In China's anti-corruption efforts, one group of unlikely "allies" has emerged — the descendants of Chinese officials. These young people flaunt their family's wealth on social media, often prompting investigations that usually uncover confirmed corruption. But while this self-sabotage does work, systemic efforts are what is needed.
In the first summer vacation since Covid-19 lockdowns were lifted in China, study tour operators are back in full force throughout the country. Interestingly, two extremes have emerged in terms of spending on such tours depending on region and family income. Against a backdrop of uneven economic development and unequal distribution of educational resources across China, will this polarisation aggravate its social stratification problem?
While members of the “Fujian gang” have made the news recently for their billion-dollar money-laundering case, less is known about their lavish lifestyles and the trails their clandestine activities leave behind. Zaobao senior correspondent Poh Lay Hoon reports.
Zhongwang Group founder Liu Zhongtian was once on the Forbes list of China's richest billionaires. But he has now come under legal restraint and his company has filed for bankruptcy. What went wrong?
Singapore has become a top choice for high-net-worth individuals (HNWIs) to live in because of its pro-business environment, transparent system, as well as a stable and harmonious society. With increasing numbers of HNWIs immigrating here, many people are curious and concerned about who they are and how HNWIs are contributing to local society and communities. Lianhe Zaobao correspondent Wang Hwee Wen interviews HNWIs from China and Bangladesh to find out about their new lives in Singapore.
Li Ka-shing is familiar to many as an icon of Hong Kong entrepreneurs. Businessman Lew Mon-hung examines Li’s life-long contributions as the legend approaches his 95th birthday.
Jack Ma’s recent return to China has made waves and offers some hope for the revival of the entrepreneur class in China. But this group of people have never shaken off their dual identity as entrepreneur-capitalists. With the rise of a group of diehards romanticising the glory of past eras, entrepreneurs, and in turn the development of China’s market economy, face obstacles.
As the world’s second largest economy, China’s domestic consumption has a major influence on the global economy. The Chinese government has said that its focus is on boosting China's domestic economy and consumption.
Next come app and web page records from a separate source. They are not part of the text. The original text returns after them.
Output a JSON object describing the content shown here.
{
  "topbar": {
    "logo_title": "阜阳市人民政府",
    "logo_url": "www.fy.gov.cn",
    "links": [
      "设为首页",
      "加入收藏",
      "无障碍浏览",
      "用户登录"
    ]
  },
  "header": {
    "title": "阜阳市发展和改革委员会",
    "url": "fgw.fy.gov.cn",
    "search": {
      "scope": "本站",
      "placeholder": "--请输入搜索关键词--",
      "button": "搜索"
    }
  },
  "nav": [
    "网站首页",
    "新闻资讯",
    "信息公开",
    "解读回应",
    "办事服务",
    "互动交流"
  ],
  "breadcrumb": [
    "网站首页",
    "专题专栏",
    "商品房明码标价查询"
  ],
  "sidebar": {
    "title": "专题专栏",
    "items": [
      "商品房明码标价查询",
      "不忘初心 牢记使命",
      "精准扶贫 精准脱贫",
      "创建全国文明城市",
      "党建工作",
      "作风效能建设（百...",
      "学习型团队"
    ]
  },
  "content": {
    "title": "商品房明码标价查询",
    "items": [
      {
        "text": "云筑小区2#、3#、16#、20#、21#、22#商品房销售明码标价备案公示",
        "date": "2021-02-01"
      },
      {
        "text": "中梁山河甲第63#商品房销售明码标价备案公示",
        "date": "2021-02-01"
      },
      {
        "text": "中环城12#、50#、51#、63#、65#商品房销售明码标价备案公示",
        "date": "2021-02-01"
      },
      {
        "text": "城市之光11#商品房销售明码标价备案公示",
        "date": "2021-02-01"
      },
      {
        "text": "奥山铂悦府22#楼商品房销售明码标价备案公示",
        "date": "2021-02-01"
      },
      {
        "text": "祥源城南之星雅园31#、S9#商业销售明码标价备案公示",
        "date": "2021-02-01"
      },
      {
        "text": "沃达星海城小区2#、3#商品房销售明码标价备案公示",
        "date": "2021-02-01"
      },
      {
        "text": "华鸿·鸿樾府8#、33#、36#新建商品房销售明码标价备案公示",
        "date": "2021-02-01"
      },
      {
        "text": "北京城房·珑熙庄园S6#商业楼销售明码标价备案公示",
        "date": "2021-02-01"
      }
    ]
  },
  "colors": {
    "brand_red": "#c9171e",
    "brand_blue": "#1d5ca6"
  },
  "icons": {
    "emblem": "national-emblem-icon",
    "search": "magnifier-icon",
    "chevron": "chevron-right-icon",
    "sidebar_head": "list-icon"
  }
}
But how should it go about achieving it? Researcher Ding Ke says it depends on the kind of society China wants to build.
EAI senior research fellow Lance Gore explains why the sudden reversal of globalisation, constant turbulence due to global developments and the fragmentation of international relations are some very real coordinates of China’s "new era". In response, apt and concrete policies along the socialism axis can be devised to meet the challenges.